Industry experts are concerned that, with increased mental health claims for the individual disability insurance products, we may not see them being offered in the future without simplification - tighter definitions, benefits to promote return to work, and substantially increased pricing.
To some degree the disaster that appears to be looming with this product has been driven by ASIC with its overemphasis on the comparative process of product to product with customers or clients, and this drives industry proliferation of more options into the market.
Indeed in Australia, every state government milks a stamp duty of 10% of the premium paid on new and renewed life insurance contracts every year.
This stamp duty is now falling rapidly as ASIC's views and downward pressure on commissions impact sales.
It will be down some 30% YTD and this may increase by the end of 2019. I am sure the states at the next Council of Australian Governments meeting with the Treasurer will be unhappy with ASIC.
When sales fall, so does profit, and thus company tax payments from the insurers is now down 70% on what they were four years ago.
Treasury will also be unhappy with ASIC.

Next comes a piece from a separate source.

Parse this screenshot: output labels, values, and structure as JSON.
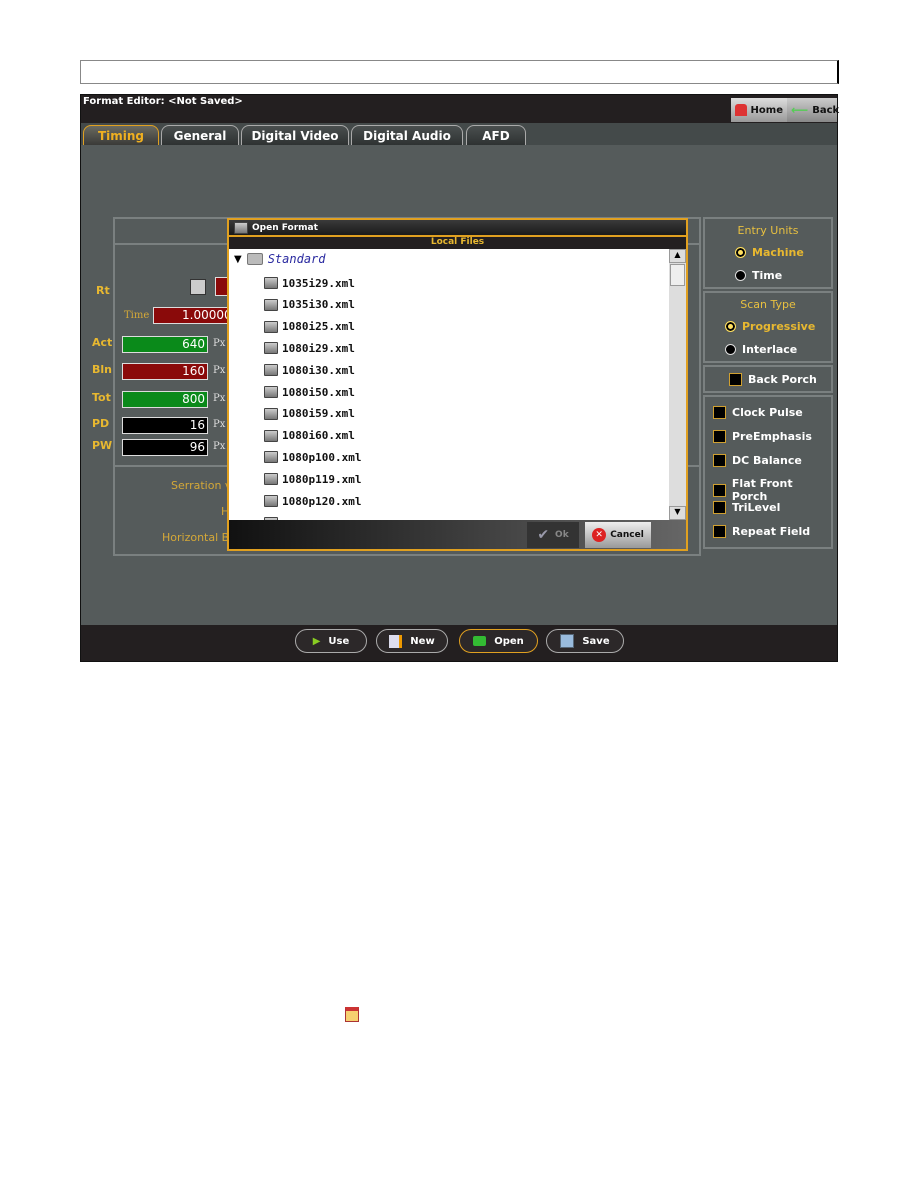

This is a huge win for ASIC in that it's crushed government revenues in this sector and, by its policy of reducing commission to zero, will drive the profitability of the industry to the same level.
It will be interesting to see the 30 June 2019 figures from each life insurer showing the impact of commission reductions commenced last year.
Secondly, it will be interesting to see how many financial advisers bother to sell a life insurance policy with an annual premium of $1000 of which they will receive maybe $600. Keeping in mind they have to sustain the cost of the Statement of Advice, time spent with the client, and the complex documentation of a life risk case.
One in four risk cases fail to be underwritten mainly due to non-disclosure, and an unhappy client is unlikely to pay a fee for service for something that never happened.
They will instead choose not to take the client and the liability of a clawback that sits in the deal for two years.
When the cash flows continue to fall and staff is made redundant at an increasing pace, and when the tax revenue for both state and federal government diminishes substantially, we will be able to look back and say this was an incredibly successful public policy exercise.
In the end, the regulators are going to discover the market and money is like water - it will find its own level.
If nothing changes and commissions are reduced further then the life insurance industry will collapse, and the fault will be entirely and properly laid at the door of ASIC for not understanding the market.